Task to complete | Return the following data exactly, with all pictures left out.

Materials provided |
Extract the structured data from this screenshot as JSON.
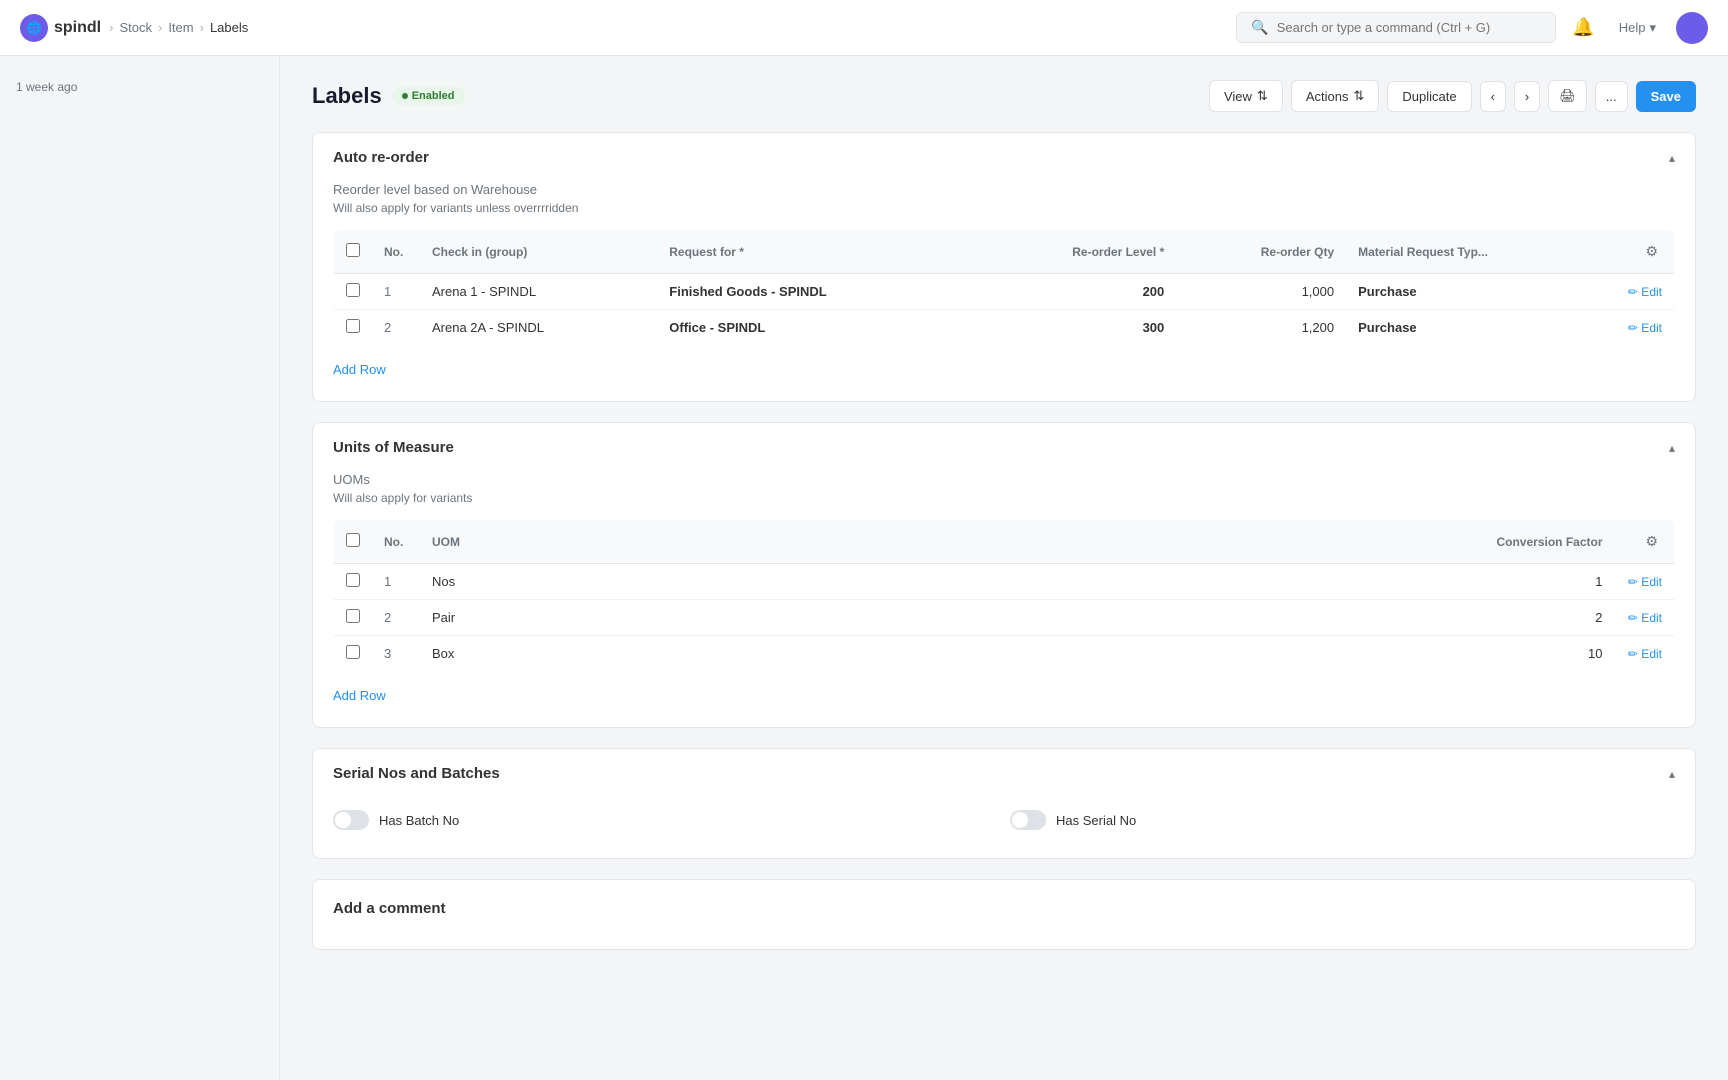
{
  "app": {
    "logo_text": "spindl",
    "logo_icon": "🌐"
  },
  "breadcrumb": {
    "items": [
      "Stock",
      "Item",
      "Labels"
    ]
  },
  "search": {
    "placeholder": "Search or type a command (Ctrl + G)"
  },
  "header": {
    "title": "Labels",
    "status": "Enabled",
    "buttons": {
      "view": "View",
      "actions": "Actions",
      "duplicate": "Duplicate",
      "save": "Save",
      "more": "..."
    }
  },
  "sidebar": {
    "timestamp": "1 week ago"
  },
  "sections": {
    "auto_reorder": {
      "title": "Auto re-order",
      "desc": "Reorder level based on Warehouse",
      "subdesc": "Will also apply for variants unless overrrridden",
      "columns": [
        "No.",
        "Check in (group)",
        "Request for *",
        "Re-order Level *",
        "Re-order Qty",
        "Material Request Typ..."
      ],
      "rows": [
        {
          "no": 1,
          "check_in_group": "Arena 1 - SPINDL",
          "request_for": "Finished Goods - SPINDL",
          "reorder_level": "200",
          "reorder_qty": "1,000",
          "material_request_type": "Purchase"
        },
        {
          "no": 2,
          "check_in_group": "Arena 2A - SPINDL",
          "request_for": "Office - SPINDL",
          "reorder_level": "300",
          "reorder_qty": "1,200",
          "material_request_type": "Purchase"
        }
      ],
      "add_row_label": "Add Row",
      "edit_label": "Edit"
    },
    "units_of_measure": {
      "title": "Units of Measure",
      "desc": "UOMs",
      "subdesc": "Will also apply for variants",
      "columns": [
        "No.",
        "UOM",
        "Conversion Factor"
      ],
      "rows": [
        {
          "no": 1,
          "uom": "Nos",
          "conversion_factor": "1"
        },
        {
          "no": 2,
          "uom": "Pair",
          "conversion_factor": "2"
        },
        {
          "no": 3,
          "uom": "Box",
          "conversion_factor": "10"
        }
      ],
      "add_row_label": "Add Row",
      "edit_label": "Edit"
    },
    "serial_nos_batches": {
      "title": "Serial Nos and Batches",
      "has_batch_no_label": "Has Batch No",
      "has_serial_no_label": "Has Serial No"
    },
    "add_comment": {
      "title": "Add a comment"
    }
  },
  "icons": {
    "search": "🔍",
    "bell": "🔔",
    "chevron_down": "▾",
    "chevron_left": "‹",
    "chevron_right": "›",
    "print": "🖨",
    "edit_pencil": "✏",
    "gear": "⚙",
    "chevron_up": "▴",
    "breadcrumb_sep": "›"
  }
}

Solution to the problem |
Extract the structured data from this screenshot as JSON.
{
  "app": {
    "logo_text": "spindl",
    "logo_icon": "🌐"
  },
  "breadcrumb": {
    "items": [
      "Stock",
      "Item",
      "Labels"
    ]
  },
  "search": {
    "placeholder": "Search or type a command (Ctrl + G)"
  },
  "header": {
    "title": "Labels",
    "status": "Enabled",
    "buttons": {
      "view": "View",
      "actions": "Actions",
      "duplicate": "Duplicate",
      "save": "Save",
      "more": "..."
    }
  },
  "sidebar": {
    "timestamp": "1 week ago"
  },
  "sections": {
    "auto_reorder": {
      "title": "Auto re-order",
      "desc": "Reorder level based on Warehouse",
      "subdesc": "Will also apply for variants unless overrrridden",
      "columns": [
        "No.",
        "Check in (group)",
        "Request for *",
        "Re-order Level *",
        "Re-order Qty",
        "Material Request Typ..."
      ],
      "rows": [
        {
          "no": 1,
          "check_in_group": "Arena 1 - SPINDL",
          "request_for": "Finished Goods - SPINDL",
          "reorder_level": "200",
          "reorder_qty": "1,000",
          "material_request_type": "Purchase"
        },
        {
          "no": 2,
          "check_in_group": "Arena 2A - SPINDL",
          "request_for": "Office - SPINDL",
          "reorder_level": "300",
          "reorder_qty": "1,200",
          "material_request_type": "Purchase"
        }
      ],
      "add_row_label": "Add Row",
      "edit_label": "Edit"
    },
    "units_of_measure": {
      "title": "Units of Measure",
      "desc": "UOMs",
      "subdesc": "Will also apply for variants",
      "columns": [
        "No.",
        "UOM",
        "Conversion Factor"
      ],
      "rows": [
        {
          "no": 1,
          "uom": "Nos",
          "conversion_factor": "1"
        },
        {
          "no": 2,
          "uom": "Pair",
          "conversion_factor": "2"
        },
        {
          "no": 3,
          "uom": "Box",
          "conversion_factor": "10"
        }
      ],
      "add_row_label": "Add Row",
      "edit_label": "Edit"
    },
    "serial_nos_batches": {
      "title": "Serial Nos and Batches",
      "has_batch_no_label": "Has Batch No",
      "has_serial_no_label": "Has Serial No"
    },
    "add_comment": {
      "title": "Add a comment"
    }
  },
  "icons": {
    "search": "🔍",
    "bell": "🔔",
    "chevron_down": "▾",
    "chevron_left": "‹",
    "chevron_right": "›",
    "print": "🖨",
    "edit_pencil": "✏",
    "gear": "⚙",
    "chevron_up": "▴",
    "breadcrumb_sep": "›"
  }
}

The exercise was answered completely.